Stamps are already difficult to remove from envelopes since the USPS remove the requirement to have a water soluble barrier. Yes, removing that requirement probably resulted in lower production costs for the USPS. But the side effect is that stamps are difficult to remove from their paper.
Now, collectors have gotten around this problem with using lighter fluid or other liquids which have been generally positive results for those wanting to remove a stamp from its cover. To the general public though, this option is not cost effective. You have the cost of the fluid plus the cost of trying to remove the stamp from the cover. Itís more time and effort that itís worth to try and save a few pennies doing that.
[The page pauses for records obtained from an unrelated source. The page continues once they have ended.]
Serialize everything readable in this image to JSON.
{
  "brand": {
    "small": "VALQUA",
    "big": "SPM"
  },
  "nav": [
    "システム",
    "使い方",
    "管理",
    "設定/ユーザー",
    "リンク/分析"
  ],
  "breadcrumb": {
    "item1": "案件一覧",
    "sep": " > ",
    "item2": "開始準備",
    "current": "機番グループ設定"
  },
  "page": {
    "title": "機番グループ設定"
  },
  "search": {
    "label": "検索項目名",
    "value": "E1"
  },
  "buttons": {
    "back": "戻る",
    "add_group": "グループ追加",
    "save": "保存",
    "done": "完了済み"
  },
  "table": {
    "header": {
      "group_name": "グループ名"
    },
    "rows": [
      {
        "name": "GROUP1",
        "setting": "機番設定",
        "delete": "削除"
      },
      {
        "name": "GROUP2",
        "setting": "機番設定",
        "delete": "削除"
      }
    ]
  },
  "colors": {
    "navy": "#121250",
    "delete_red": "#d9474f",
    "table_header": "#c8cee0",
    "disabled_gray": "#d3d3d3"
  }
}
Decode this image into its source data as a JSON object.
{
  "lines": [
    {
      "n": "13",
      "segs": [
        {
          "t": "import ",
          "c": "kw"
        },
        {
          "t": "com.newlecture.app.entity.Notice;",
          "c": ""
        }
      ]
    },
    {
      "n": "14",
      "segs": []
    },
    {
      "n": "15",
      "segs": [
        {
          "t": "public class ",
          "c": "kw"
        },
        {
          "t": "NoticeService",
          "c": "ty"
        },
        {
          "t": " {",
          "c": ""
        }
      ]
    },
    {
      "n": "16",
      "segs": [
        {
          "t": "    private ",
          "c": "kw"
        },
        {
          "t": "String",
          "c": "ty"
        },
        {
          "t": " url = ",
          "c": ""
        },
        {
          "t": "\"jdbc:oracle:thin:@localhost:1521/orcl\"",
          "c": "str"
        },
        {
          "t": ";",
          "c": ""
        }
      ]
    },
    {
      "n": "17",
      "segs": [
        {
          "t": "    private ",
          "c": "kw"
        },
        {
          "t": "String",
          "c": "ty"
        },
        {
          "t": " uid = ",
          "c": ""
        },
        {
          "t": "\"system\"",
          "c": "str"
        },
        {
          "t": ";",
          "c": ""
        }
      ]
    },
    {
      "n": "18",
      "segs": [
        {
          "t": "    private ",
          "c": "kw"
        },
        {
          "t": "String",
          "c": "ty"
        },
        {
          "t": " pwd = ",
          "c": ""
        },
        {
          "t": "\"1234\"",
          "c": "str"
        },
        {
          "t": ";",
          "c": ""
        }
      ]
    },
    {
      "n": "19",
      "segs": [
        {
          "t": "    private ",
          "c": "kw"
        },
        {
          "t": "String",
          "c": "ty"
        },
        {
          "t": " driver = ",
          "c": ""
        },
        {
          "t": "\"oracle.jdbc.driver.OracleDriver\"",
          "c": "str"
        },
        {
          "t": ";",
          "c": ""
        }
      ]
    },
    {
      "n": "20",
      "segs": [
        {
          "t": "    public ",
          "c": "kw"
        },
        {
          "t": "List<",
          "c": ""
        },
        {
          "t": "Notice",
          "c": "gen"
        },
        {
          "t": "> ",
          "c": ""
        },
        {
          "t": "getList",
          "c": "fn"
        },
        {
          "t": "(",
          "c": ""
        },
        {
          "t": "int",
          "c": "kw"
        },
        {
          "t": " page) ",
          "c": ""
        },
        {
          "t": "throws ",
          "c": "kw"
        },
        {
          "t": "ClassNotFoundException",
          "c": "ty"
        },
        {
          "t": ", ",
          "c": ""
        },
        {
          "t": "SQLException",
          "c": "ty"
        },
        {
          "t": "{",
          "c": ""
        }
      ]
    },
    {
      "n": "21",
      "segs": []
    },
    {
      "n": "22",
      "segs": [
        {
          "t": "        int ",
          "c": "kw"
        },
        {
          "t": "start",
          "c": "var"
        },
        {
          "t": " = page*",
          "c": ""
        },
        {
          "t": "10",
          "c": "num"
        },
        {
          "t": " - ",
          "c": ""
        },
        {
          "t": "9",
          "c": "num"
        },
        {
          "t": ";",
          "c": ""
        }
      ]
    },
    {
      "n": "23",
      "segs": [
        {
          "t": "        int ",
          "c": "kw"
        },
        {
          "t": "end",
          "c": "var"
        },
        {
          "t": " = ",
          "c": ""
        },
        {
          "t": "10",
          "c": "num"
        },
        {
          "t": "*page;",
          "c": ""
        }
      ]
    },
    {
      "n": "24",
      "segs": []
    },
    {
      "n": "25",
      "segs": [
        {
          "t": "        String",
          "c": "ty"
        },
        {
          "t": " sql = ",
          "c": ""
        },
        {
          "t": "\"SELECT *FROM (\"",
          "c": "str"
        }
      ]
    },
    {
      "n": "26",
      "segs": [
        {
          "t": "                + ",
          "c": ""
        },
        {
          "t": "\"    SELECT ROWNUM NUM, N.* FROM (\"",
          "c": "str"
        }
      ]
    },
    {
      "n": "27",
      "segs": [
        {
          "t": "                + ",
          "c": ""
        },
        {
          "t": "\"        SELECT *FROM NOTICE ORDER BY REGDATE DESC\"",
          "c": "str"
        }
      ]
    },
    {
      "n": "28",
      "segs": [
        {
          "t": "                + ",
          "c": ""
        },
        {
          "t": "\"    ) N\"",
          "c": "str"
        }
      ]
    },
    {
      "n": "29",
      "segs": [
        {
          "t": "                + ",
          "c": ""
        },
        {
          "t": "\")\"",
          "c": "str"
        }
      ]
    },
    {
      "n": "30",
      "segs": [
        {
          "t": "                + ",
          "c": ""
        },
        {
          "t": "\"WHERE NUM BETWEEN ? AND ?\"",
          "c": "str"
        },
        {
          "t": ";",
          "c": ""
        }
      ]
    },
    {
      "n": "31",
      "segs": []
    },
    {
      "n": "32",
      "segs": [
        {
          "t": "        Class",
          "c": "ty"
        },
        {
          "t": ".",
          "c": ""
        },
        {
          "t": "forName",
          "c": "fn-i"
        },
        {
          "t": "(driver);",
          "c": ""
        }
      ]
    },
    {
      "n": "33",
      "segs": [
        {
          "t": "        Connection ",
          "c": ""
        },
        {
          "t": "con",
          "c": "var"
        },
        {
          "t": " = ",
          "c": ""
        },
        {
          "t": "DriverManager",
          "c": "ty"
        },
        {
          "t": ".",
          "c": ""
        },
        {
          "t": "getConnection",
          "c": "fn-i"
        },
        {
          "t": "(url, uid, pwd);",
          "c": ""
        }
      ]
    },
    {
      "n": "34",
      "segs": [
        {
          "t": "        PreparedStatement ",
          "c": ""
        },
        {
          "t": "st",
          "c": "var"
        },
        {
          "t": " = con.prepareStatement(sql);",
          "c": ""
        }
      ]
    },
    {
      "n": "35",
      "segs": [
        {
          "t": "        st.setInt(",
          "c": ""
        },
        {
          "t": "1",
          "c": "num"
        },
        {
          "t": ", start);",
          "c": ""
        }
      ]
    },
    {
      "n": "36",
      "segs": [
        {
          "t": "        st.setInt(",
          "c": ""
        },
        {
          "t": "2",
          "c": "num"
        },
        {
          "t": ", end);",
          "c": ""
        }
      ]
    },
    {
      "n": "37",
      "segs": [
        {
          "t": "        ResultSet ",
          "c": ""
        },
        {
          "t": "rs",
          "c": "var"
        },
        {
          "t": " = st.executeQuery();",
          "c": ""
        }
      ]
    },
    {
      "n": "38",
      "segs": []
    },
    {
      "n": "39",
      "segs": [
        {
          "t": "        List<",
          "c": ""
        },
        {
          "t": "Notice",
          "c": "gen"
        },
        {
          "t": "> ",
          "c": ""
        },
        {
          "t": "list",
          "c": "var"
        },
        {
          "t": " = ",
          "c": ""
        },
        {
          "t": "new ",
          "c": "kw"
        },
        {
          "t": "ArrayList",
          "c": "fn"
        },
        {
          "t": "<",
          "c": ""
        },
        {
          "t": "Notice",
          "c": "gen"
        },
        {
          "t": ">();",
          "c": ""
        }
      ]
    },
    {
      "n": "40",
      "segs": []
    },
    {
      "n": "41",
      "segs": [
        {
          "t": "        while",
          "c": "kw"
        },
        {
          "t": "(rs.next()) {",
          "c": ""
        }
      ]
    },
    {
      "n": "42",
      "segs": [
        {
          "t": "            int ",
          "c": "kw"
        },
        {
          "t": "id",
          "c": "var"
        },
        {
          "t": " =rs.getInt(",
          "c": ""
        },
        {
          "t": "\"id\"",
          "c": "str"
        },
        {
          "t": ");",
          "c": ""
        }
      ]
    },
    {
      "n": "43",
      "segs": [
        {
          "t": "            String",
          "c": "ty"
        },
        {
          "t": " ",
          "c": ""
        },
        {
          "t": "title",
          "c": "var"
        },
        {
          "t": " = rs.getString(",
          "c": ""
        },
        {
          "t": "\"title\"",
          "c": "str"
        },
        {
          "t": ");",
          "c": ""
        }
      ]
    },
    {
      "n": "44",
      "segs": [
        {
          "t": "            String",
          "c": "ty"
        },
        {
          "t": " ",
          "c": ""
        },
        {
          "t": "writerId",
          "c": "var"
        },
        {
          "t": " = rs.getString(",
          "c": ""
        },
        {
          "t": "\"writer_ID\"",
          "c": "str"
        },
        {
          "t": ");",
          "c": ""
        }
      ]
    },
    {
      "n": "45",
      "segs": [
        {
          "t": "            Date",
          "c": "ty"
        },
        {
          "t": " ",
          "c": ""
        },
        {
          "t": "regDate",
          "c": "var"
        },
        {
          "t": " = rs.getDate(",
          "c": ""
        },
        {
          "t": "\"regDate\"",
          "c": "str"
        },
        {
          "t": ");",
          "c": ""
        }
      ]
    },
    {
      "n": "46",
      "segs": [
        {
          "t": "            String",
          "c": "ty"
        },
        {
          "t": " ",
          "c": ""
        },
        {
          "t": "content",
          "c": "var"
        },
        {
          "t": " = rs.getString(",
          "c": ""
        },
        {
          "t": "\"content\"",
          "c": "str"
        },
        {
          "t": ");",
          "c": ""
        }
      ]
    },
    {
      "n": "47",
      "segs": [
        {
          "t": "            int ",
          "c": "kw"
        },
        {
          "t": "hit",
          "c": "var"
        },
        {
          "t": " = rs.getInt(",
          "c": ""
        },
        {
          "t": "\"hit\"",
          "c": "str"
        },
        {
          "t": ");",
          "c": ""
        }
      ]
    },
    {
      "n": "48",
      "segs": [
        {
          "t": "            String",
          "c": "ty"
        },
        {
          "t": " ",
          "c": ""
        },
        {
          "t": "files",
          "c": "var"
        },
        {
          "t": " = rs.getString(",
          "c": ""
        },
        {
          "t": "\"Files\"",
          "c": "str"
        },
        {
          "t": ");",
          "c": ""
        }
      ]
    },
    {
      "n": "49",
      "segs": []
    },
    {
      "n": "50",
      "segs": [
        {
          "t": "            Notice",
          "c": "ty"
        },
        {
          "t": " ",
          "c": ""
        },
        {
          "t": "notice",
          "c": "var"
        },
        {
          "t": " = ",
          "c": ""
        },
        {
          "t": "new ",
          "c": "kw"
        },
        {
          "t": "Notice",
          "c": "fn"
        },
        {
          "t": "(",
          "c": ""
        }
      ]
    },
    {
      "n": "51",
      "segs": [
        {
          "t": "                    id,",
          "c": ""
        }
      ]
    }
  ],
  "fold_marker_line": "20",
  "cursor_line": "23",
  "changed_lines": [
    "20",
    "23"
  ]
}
But to a stamp collector, the cost is not that high and they get nice, used stamps in return. They donítí have to leave them on piece any more.
The first die cut, as part of the stamp design, is Scott #1552. That stamp was ďprecancelledĒ. It was a self adhesive issue. Using the die cuts made it impossible to remove the stamp from an envelope without damaging it.
Cancelling the mail is expensive. Even with the newer spray on cancels, the USPS still has to buy the equipment, maintain it, pay for the ink used, and so forth. If they move to using die cuts, they could possibly eliminate cancelling the mil all together.
If so, in the future, the term ďcontemporary cancelĒ will have no meaning on newer stamps. And the catalog value for a used stamp will be one without original gum.
It would definitely turn postal history upside down. No more cancels? Sure, there is plenty of older material to collect and study. But modern postal history would be forever redefined.
If stamps donít need cancelling to prevent reuse, would the USPS still offer First Day cancels? Probably, because it spurs sales of new stamps.
This also means that a user stamp would never be worth more than a mint stamp. For example, Scott #39 is worth more in used condition than mint. Thatís because there are so few legitimately used #39 copies available. Need a used copy now? Just soak the gum off and youíre done.
There is only one unique cover with Scott #122 used. Itís the famous Ice House cover. Despite many used copies of #122, itís the only surviving cover. If that was in the future, just take a #122 from your stock of mint stamps and stick it on an envelope. Now itís used!
I donít know if the USPS will ever move to die cuts and eliminate cancelling of mail or not. But if they do, itís sure to bring about big changes to the hobby we love.